Would I recommend that other instructors try a similar project? Yes, but with an awareness that in most disciplines undergraduate students do not have the expertise or judgment to determine which texts will be valuable additions to our collection. The Curriculum Collection is something of an anomaly in that it focuses on primary texts rather than secondary criticism or commentary. My guess is that graduate instructors would likely have more success in implementing a project similar to this one.
the list of books (you want to know, right?)
world children’s literature in translation into English
· Bringing Asha Home, Uma Krishnaswami
· Doctor Ouch, Korney Chukovsky
· The Dragon Sword and Wind Child, Noriko Ogiwara
· Maples in the Mist: Children's Poems from the Tang Dynasty, Jean Tseng, Mou-Sien Tseng, & Minfong Ho
· The Secret Diary of the World's Worst Cook, Subhadra Sen Gupta
· Three Kingdoms: Russian Folk Tales, Alexander Afanasiev
· Beowulf, Gareth Hinds
· Johann Gutenberg and the Printing Press, Kay M. Olson
revisionist/revised fairy tales
· Beauty, Robin McKinley
· Mirror Mirror, Gregory Maguire
· My Fair Godmother, Janette Rallison
· The Rose and the Beast, Francesca Lia Block
· Spindle’s End, Robin McKinley
collections of poetry
· Crazy Mayonnaisy Mum, Julia Donaldson
· Edgar Allan Poe's Pie: Math Puzzlers in Classic Poems, J. Patrick Lewis & Michael Slack
· Poetry for Young People: Maya Angelou
· Where the Sidewalk Ends, Shel Silverstein
books that have been censored/challenged/banned in North America
· And Tango Makes Three, Justin Richardson, Peter Parnell, & Henry Cole
· The Boy in the Striped Pajamas, John Boyne
· Christmas Tapestry, Patricia Polacco
· Dreamhunter, Elizabeth Knox [UK title Rainbow Opera]
· The Eleventh Hour, Graeme Base [I am unaware of challenges to it… they may have confused it with Animalia?]
· Little Bird’s ABC, Piet Grobler
· The Sissy Duckling, Harvey Fierstein
· Something Happened And I'm Scared To Tell: A Book For Young Victims Of Abuse, Patricia Kehoe & Carol Deach
· A Tree is Nice, Janice May Udry
cookbooks for child readers
· The International Cookbook for Kids, Matthew Locricchio

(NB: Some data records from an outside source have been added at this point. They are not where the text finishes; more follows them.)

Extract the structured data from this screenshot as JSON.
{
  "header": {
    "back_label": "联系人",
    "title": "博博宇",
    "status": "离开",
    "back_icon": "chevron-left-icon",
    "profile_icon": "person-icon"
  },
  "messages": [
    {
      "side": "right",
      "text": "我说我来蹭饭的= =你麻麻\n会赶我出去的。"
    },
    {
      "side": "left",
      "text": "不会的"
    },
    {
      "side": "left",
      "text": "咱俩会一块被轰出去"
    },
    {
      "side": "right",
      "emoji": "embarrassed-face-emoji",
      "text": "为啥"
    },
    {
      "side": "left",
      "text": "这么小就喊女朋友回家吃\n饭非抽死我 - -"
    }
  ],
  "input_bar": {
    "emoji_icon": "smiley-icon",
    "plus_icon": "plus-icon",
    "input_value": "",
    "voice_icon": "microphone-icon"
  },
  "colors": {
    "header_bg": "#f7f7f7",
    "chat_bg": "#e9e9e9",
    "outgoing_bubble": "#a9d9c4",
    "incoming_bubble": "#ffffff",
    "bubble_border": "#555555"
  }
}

· Kids Can Cook: Vegetarian Recipes, Dorothy Bates & Suzanne Havala
· Sam Stern's Student Cookbook: Survive in Style on a Budget, Sam Stern & Susan Stern